As I climbed back on the board, I couldn’t stop laughing through gasps of air because the water was so cold I kept laughing. It was as if everything shifted. Suddenly the fear was gone; the worst had happened. I practiced getting up and down a few times, knees, standing, knees, standing, and then off we went. I had the best time. The worst was over–I had made a mistake, I had fallen, and I had survived!!
Afterward, my friend said to me, “it’s too bad you didn’t fall in right away, so you could have just gotten it over with and had more time to have fun.”
So true. But in reality, had I just jumped in or forced myself to fall in, it wouldn’t have felt the same. The reason it was so powerful, so mood-altering, was that I was TRYING, and THEN I fell. I didn’t just fall in–I was trying something new, I made a mistake, I fell in, I survived. Rather than just jumping into the water from the get-go, I wish I had taken more risks earlier, tested my balance, pushed my limits.
But more than anything, I wish I had been kind to myself. I wish I had been loyal to myself. I wish while standing in the dark, damp back room, stuffing myself into the wetsuit, I had said to myself, “It is ok to be scared. It is ok to be anxious. This is all unknown, and you are with people who love you. Perfection doesn’t make it fun; being present does.” Because if I would have been kind to myself, taking more risks earlier would have been easier.
I have countless stories like this one—where my HFA pushed me to try something new despite my anxiety. This is the challenge of HFA. It pushes us. It challenges us to push past our anxiety at the price of our self-loyalty, at the price of having fun. The moral of this story isn’t don’t push yourself. The moral is when you push yourself be kind about it. Have your own back—practice self-loyalty.
Thank you, working on my hyper vigilance in case in case!! we do miss quality of life when we are scared and sometimes we don’t even know what we are scared of… hmm just in case something might happen… well it might be a nice happening too…. I liked your story. Catherine

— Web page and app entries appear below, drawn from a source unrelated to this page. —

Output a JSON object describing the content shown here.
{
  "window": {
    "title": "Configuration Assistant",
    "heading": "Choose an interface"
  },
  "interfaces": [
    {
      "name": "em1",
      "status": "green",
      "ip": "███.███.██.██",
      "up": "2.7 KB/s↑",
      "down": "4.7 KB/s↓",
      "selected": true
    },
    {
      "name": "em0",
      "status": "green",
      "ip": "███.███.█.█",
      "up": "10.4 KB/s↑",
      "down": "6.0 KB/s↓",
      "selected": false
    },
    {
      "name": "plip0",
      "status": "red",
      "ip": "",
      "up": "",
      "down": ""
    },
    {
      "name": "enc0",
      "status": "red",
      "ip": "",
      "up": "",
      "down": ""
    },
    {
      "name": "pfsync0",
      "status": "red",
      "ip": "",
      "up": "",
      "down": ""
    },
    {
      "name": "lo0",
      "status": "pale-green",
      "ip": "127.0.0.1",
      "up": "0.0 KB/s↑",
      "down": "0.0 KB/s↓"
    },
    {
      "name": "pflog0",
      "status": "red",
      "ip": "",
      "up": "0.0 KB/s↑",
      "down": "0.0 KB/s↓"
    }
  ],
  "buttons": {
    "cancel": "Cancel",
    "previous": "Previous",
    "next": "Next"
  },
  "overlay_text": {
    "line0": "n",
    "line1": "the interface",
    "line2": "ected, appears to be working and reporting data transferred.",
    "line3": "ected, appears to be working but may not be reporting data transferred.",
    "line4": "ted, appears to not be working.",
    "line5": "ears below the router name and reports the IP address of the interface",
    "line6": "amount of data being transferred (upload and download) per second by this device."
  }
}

Thanks Catherine! Vigilance is definitely something I deal with (obviously from my story–ha!) But I have come a LONG way and I know that being aware of my vigilance and my tendency to miss out on life because of it has helped me slowly, diligently overcome it. Thanks for the thoughtful comment.